§ **Task requirements**: Retrieve each line that contains the word "Action" from the entries below.

--- Provided information ---

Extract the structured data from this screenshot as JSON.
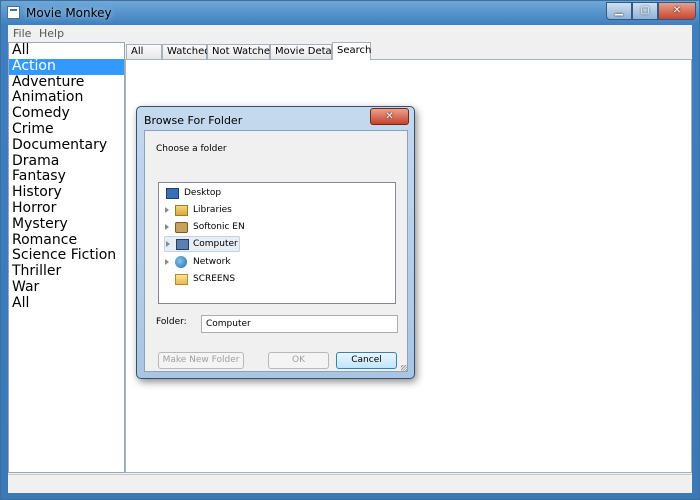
{
  "window": {
    "title": "Movie Monkey",
    "close_glyph": "✕"
  },
  "menu": [
    {
      "label": "File"
    },
    {
      "label": "Help"
    }
  ],
  "genres": [
    {
      "label": "All"
    },
    {
      "label": "Action"
    },
    {
      "label": "Adventure"
    },
    {
      "label": "Animation"
    },
    {
      "label": "Comedy"
    },
    {
      "label": "Crime"
    },
    {
      "label": "Documentary"
    },
    {
      "label": "Drama"
    },
    {
      "label": "Fantasy"
    },
    {
      "label": "History"
    },
    {
      "label": "Horror"
    },
    {
      "label": "Mystery"
    },
    {
      "label": "Romance"
    },
    {
      "label": "Science Fiction"
    },
    {
      "label": "Thriller"
    },
    {
      "label": "War"
    },
    {
      "label": "All"
    }
  ],
  "selected_genre": "Action",
  "tabs": [
    {
      "label": "All"
    },
    {
      "label": "Watched"
    },
    {
      "label": "Not Watched"
    },
    {
      "label": "Movie Details"
    },
    {
      "label": "Search"
    }
  ],
  "active_tab": "Search",
  "dialog": {
    "title": "Browse For Folder",
    "close_glyph": "✕",
    "prompt": "Choose a folder",
    "tree": [
      {
        "label": "Desktop",
        "icon": "desktop-icon"
      },
      {
        "label": "Libraries",
        "icon": "libraries-icon"
      },
      {
        "label": "Softonic EN",
        "icon": "user-folder-icon"
      },
      {
        "label": "Computer",
        "icon": "computer-icon"
      },
      {
        "label": "Network",
        "icon": "network-icon"
      },
      {
        "label": "SCREENS",
        "icon": "folder-icon"
      }
    ],
    "selected_node": "Computer",
    "folder_label": "Folder:",
    "folder_value": "Computer",
    "buttons": {
      "make_new_folder": "Make New Folder",
      "ok": "OK",
      "cancel": "Cancel"
    }
  }
}
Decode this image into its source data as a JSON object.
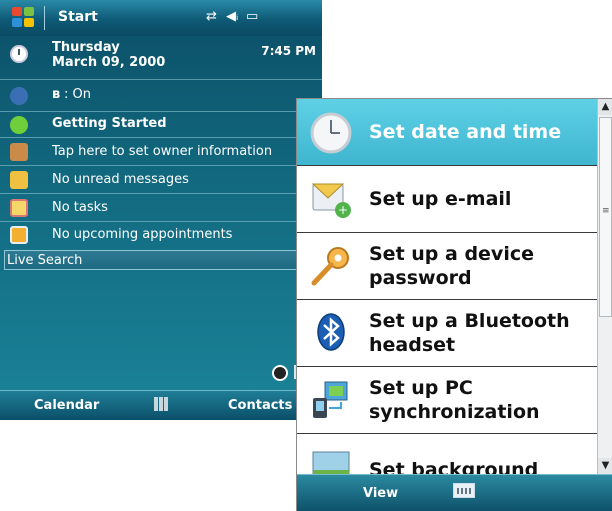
{
  "today": {
    "title": "Start",
    "date_row": {
      "day": "Thursday",
      "date": "March 09, 2000",
      "time": "7:45 PM"
    },
    "bluetooth_status": ": On",
    "items": [
      {
        "label": "Getting Started",
        "icon": "getting-started-icon",
        "bold": true
      },
      {
        "label": "Tap here to set owner information",
        "icon": "owner-icon"
      },
      {
        "label": "No unread messages",
        "icon": "messages-icon"
      },
      {
        "label": "No tasks",
        "icon": "tasks-icon"
      },
      {
        "label": "No upcoming appointments",
        "icon": "calendar-icon"
      }
    ],
    "search": {
      "label": "Live Search"
    },
    "softkeys": {
      "left": "Calendar",
      "right": "Contacts"
    }
  },
  "getting_started": {
    "items": [
      {
        "label": "Set date and time",
        "icon": "clock-icon",
        "selected": true
      },
      {
        "label": "Set up e-mail",
        "icon": "email-icon"
      },
      {
        "label": "Set up a device password",
        "label_lines": [
          "Set up a device",
          "password"
        ],
        "icon": "key-icon"
      },
      {
        "label": "Set up a Bluetooth headset",
        "label_lines": [
          "Set up a Bluetooth",
          "headset"
        ],
        "icon": "bluetooth-icon"
      },
      {
        "label": "Set up PC synchronization",
        "label_lines": [
          "Set up PC",
          "synchronization"
        ],
        "icon": "pc-sync-icon"
      },
      {
        "label": "Set background",
        "icon": "background-icon"
      }
    ],
    "softkey": "View"
  },
  "colors": {
    "today_bg": "#126a80",
    "selection": "#4cc4dc",
    "softkey_bar": "#0d5069"
  }
}
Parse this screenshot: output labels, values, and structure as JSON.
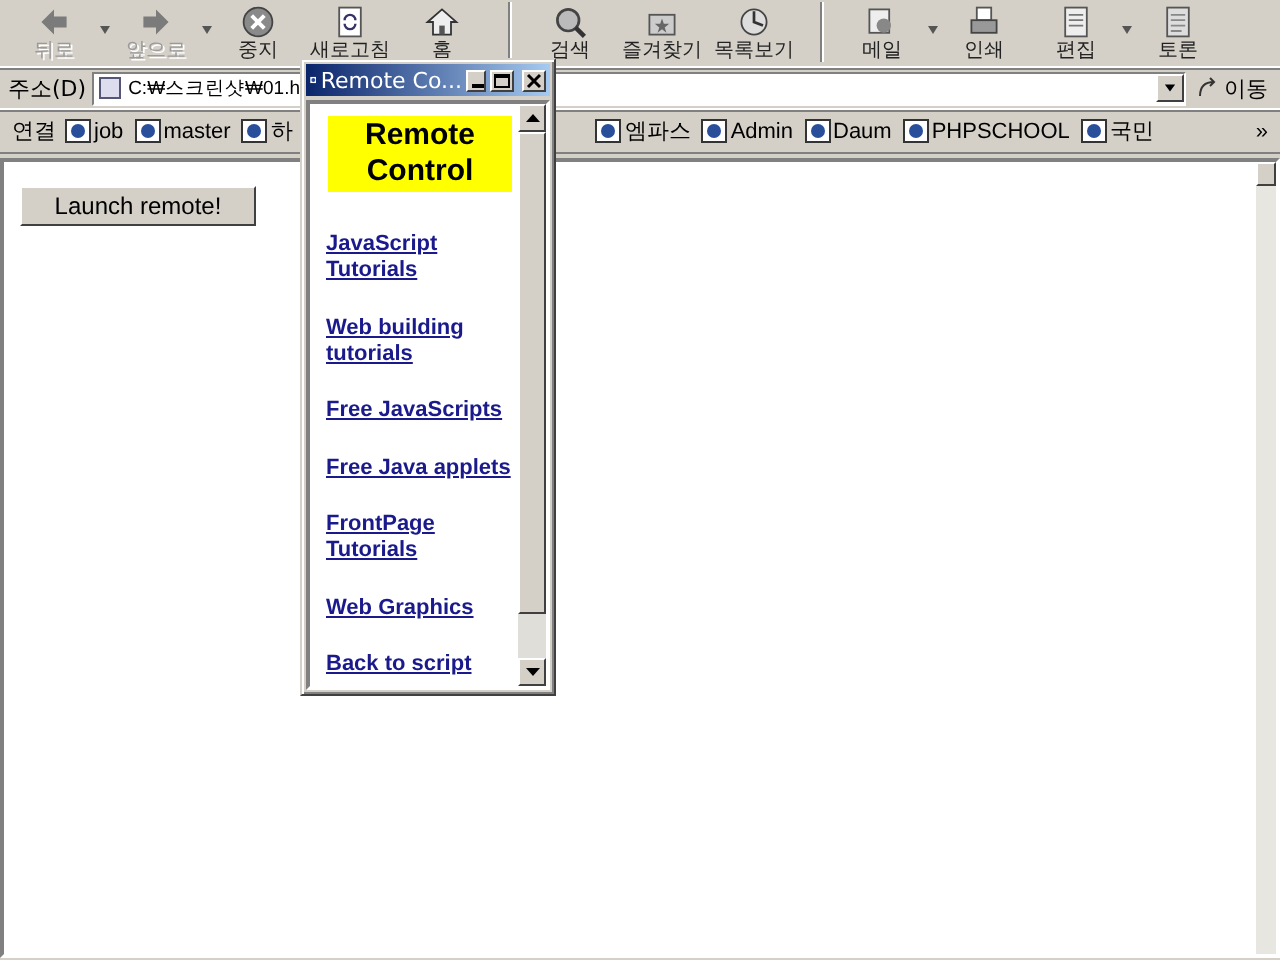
{
  "toolbar": [
    {
      "label": "뒤로",
      "disabled": true,
      "dropdown": true
    },
    {
      "label": "앞으로",
      "disabled": true,
      "dropdown": true
    },
    {
      "label": "중지",
      "disabled": false,
      "dropdown": false
    },
    {
      "label": "새로고침",
      "disabled": false,
      "dropdown": false
    },
    {
      "label": "홈",
      "disabled": false,
      "dropdown": false
    },
    {
      "label": "검색",
      "disabled": false,
      "dropdown": false
    },
    {
      "label": "즐겨찾기",
      "disabled": false,
      "dropdown": false
    },
    {
      "label": "목록보기",
      "disabled": false,
      "dropdown": false
    },
    {
      "label": "메일",
      "disabled": false,
      "dropdown": true
    },
    {
      "label": "인쇄",
      "disabled": false,
      "dropdown": false
    },
    {
      "label": "편집",
      "disabled": false,
      "dropdown": true
    },
    {
      "label": "토론",
      "disabled": false,
      "dropdown": false
    }
  ],
  "address": {
    "label": "주소(D)",
    "value": "C:₩스크린샷₩01.h",
    "go": "이동"
  },
  "links": {
    "label": "연결",
    "items": [
      "job",
      "master",
      "하",
      "엠파스",
      "Admin",
      "Daum",
      "PHPSCHOOL",
      "국민"
    ],
    "more": "»"
  },
  "page": {
    "launch_button": "Launch remote!"
  },
  "popup": {
    "title": "Remote Co...",
    "heading": "Remote Control",
    "links": [
      "JavaScript Tutorials",
      "Web building tutorials",
      "Free JavaScripts",
      "Free Java applets",
      "FrontPage Tutorials",
      "Web Graphics",
      "Back to script"
    ]
  }
}
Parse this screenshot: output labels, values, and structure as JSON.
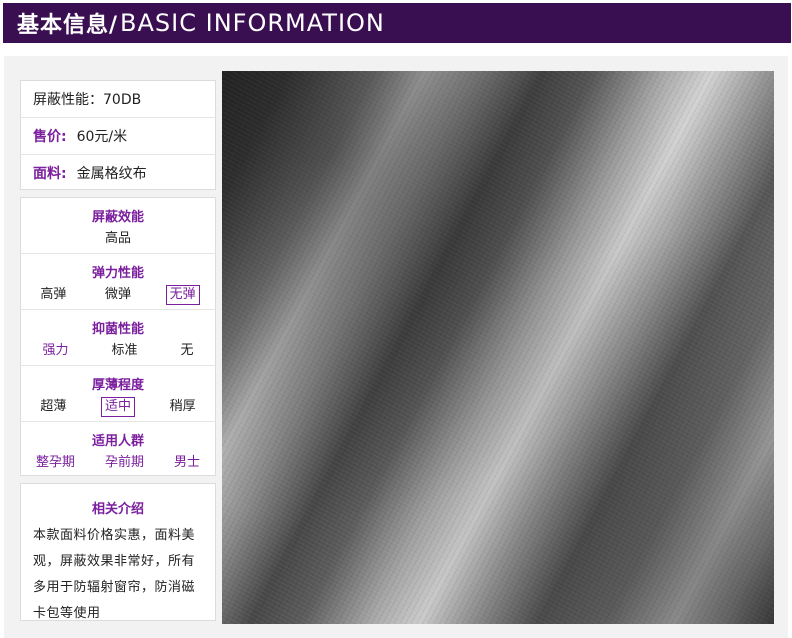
{
  "header": {
    "title_cn": "基本信息/",
    "title_en": "BASIC INFORMATION"
  },
  "info": {
    "shielding": "屏蔽性能：70DB",
    "price_label": "售价:",
    "price_value": "60元/米",
    "material_label": "面料:",
    "material_value": "金属格纹布"
  },
  "attributes": [
    {
      "title": "屏蔽效能",
      "options": [
        "高品"
      ]
    },
    {
      "title": "弹力性能",
      "options": [
        "高弹",
        "微弹",
        "无弹"
      ],
      "selected": "无弹"
    },
    {
      "title": "抑菌性能",
      "options": [
        "强力",
        "标准",
        "无"
      ],
      "highlighted": "强力"
    },
    {
      "title": "厚薄程度",
      "options": [
        "超薄",
        "适中",
        "稍厚"
      ],
      "selected": "适中"
    },
    {
      "title": "适用人群",
      "options": [
        "整孕期",
        "孕前期",
        "男士"
      ],
      "all_highlighted": true
    }
  ],
  "description": {
    "title": "相关介绍",
    "text": "本款面料价格实惠，面料美观，屏蔽效果非常好，所有多用于防辐射窗帘，防消磁卡包等使用"
  },
  "colors": {
    "header_bg": "#3a0f52",
    "accent": "#7b1f9e"
  }
}
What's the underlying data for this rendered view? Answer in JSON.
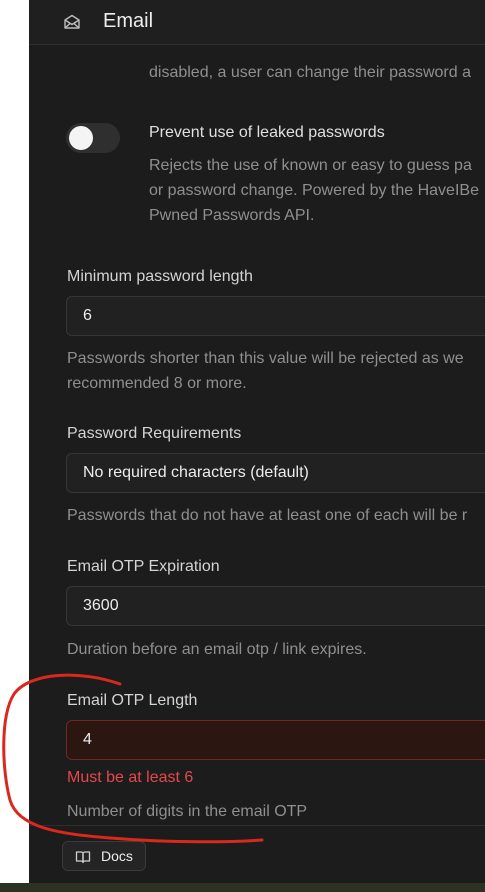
{
  "header": {
    "title": "Email",
    "icon": "envelope-open-icon"
  },
  "truncated_desc": "disabled, a user can change their password a",
  "leaked_passwords": {
    "label": "Prevent use of leaked passwords",
    "toggle_state": "off",
    "desc_lines": [
      "Rejects the use of known or easy to guess pa",
      "or password change. Powered by the HaveIBe",
      "Pwned Passwords API."
    ]
  },
  "min_password_length": {
    "label": "Minimum password length",
    "value": "6",
    "help_lines": [
      "Passwords shorter than this value will be rejected as we",
      "recommended 8 or more."
    ]
  },
  "password_requirements": {
    "label": "Password Requirements",
    "value": "No required characters (default)",
    "help": "Passwords that do not have at least one of each will be r"
  },
  "otp_expiration": {
    "label": "Email OTP Expiration",
    "value": "3600",
    "help": "Duration before an email otp / link expires."
  },
  "otp_length": {
    "label": "Email OTP Length",
    "value": "4",
    "error": "Must be at least 6",
    "help": "Number of digits in the email OTP"
  },
  "footer": {
    "docs_label": "Docs",
    "docs_icon": "book-open-icon"
  },
  "colors": {
    "panel_bg": "#1c1c1c",
    "error_red": "#e5484d",
    "annotation_red": "#d9281c"
  }
}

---

§ **Output for this exercise**:
      "label": "Action"
  "selected_genre": "Action",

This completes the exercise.